**INSTRUCTIONS TO FOLLOW**
Output each line of the data below exactly, omitting any image.

──────── INFORMATION GIVEN ────────

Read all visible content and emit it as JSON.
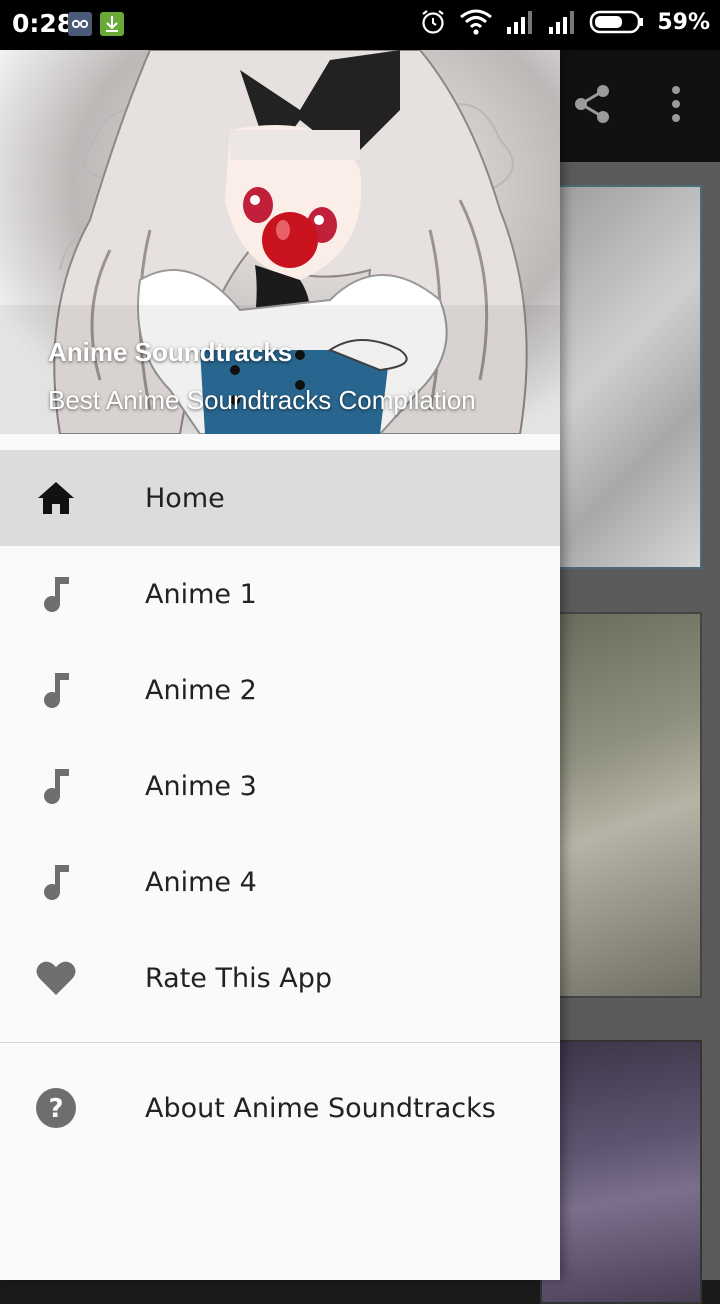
{
  "status_bar": {
    "time": "0:28",
    "battery_percent": "59%",
    "icons": [
      "notification-app-icon",
      "download-icon",
      "alarm-icon",
      "wifi-icon",
      "signal-icon",
      "signal-icon",
      "battery-icon"
    ]
  },
  "app": {
    "toolbar_icons": [
      "share-icon",
      "more-vert-icon"
    ]
  },
  "drawer": {
    "header": {
      "title": "Anime Soundtracks",
      "subtitle": "Best Anime Soundtracks Compilation"
    },
    "menu": [
      {
        "label": "Home",
        "icon": "home-icon",
        "active": true
      },
      {
        "label": "Anime 1",
        "icon": "music-note-icon"
      },
      {
        "label": "Anime 2",
        "icon": "music-note-icon"
      },
      {
        "label": "Anime 3",
        "icon": "music-note-icon"
      },
      {
        "label": "Anime 4",
        "icon": "music-note-icon"
      },
      {
        "label": "Rate This App",
        "icon": "heart-icon"
      }
    ],
    "secondary": [
      {
        "label": "About Anime Soundtracks",
        "icon": "help-icon"
      }
    ]
  },
  "colors": {
    "drawer_bg": "#fafafa",
    "active_item_bg": "#dcdcdc",
    "icon_gray": "#6e6e6e",
    "toolbar_bg": "#111111"
  }
}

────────

**EXERCISE OUTPUT**
Read all visible content and emit it as JSON.
{
  "status_bar": {
    "time": "0:28",
    "battery_percent": "59%",
    "icons": [
      "notification-app-icon",
      "download-icon",
      "alarm-icon",
      "wifi-icon",
      "signal-icon",
      "signal-icon",
      "battery-icon"
    ]
  },
  "app": {
    "toolbar_icons": [
      "share-icon",
      "more-vert-icon"
    ]
  },
  "drawer": {
    "header": {
      "title": "Anime Soundtracks",
      "subtitle": "Best Anime Soundtracks Compilation"
    },
    "menu": [
      {
        "label": "Home",
        "icon": "home-icon",
        "active": true
      },
      {
        "label": "Anime 1",
        "icon": "music-note-icon"
      },
      {
        "label": "Anime 2",
        "icon": "music-note-icon"
      },
      {
        "label": "Anime 3",
        "icon": "music-note-icon"
      },
      {
        "label": "Anime 4",
        "icon": "music-note-icon"
      },
      {
        "label": "Rate This App",
        "icon": "heart-icon"
      }
    ],
    "secondary": [
      {
        "label": "About Anime Soundtracks",
        "icon": "help-icon"
      }
    ]
  },
  "colors": {
    "drawer_bg": "#fafafa",
    "active_item_bg": "#dcdcdc",
    "icon_gray": "#6e6e6e",
    "toolbar_bg": "#111111"
  }
}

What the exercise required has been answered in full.